## Exercise prompt
Using the material that follows, identify and copy each line with the string "deleted".

## Supplied entries
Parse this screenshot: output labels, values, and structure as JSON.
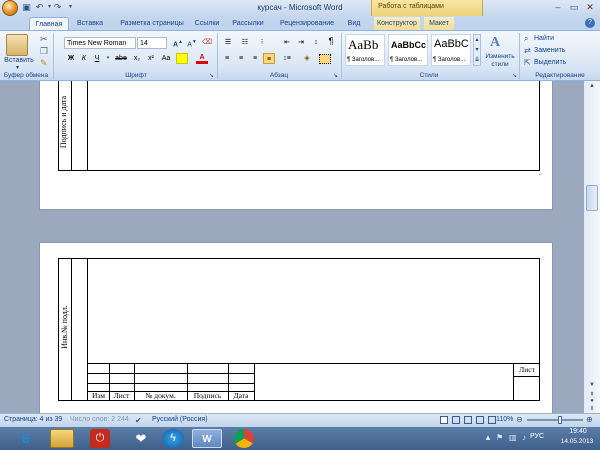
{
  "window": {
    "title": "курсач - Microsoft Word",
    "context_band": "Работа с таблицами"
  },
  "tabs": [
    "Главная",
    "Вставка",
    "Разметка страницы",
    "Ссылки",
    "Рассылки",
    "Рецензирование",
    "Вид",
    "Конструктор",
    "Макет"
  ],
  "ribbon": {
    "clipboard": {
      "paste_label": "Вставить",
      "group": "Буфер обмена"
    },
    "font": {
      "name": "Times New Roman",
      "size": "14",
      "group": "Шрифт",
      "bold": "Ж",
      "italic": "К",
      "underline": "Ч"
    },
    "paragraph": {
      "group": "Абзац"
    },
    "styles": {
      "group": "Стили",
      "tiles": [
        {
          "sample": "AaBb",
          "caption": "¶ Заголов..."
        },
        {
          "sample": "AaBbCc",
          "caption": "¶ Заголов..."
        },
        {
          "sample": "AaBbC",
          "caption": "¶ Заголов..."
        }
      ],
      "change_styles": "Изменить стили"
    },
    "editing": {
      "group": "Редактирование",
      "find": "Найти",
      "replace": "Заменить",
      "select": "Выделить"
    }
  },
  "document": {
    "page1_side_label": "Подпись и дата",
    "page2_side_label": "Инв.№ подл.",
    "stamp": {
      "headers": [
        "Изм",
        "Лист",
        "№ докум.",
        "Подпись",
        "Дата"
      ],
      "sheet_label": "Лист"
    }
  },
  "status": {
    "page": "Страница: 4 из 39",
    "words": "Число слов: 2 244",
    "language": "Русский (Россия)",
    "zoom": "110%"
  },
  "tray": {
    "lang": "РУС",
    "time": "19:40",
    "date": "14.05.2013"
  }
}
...
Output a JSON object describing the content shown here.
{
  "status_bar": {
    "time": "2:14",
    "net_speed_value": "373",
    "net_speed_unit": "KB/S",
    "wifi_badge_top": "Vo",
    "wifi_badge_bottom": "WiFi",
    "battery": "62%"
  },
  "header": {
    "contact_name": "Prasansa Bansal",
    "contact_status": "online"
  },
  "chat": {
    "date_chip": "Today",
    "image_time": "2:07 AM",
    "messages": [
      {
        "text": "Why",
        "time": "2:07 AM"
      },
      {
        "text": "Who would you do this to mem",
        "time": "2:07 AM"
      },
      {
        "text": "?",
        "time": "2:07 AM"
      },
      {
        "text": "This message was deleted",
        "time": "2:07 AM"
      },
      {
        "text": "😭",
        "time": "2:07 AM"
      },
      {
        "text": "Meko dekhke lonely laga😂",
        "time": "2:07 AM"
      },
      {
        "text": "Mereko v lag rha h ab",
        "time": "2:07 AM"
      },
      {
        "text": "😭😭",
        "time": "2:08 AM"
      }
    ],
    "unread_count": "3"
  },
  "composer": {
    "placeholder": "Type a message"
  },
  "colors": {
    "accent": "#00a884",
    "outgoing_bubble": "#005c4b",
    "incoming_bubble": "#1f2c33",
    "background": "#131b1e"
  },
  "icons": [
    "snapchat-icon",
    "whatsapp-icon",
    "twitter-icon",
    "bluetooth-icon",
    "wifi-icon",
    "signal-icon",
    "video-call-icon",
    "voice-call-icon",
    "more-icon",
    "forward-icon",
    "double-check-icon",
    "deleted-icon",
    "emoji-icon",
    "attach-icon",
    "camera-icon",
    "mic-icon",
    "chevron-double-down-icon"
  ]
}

## Completed exercise
        "text": "This message was deleted",
    "deleted-icon",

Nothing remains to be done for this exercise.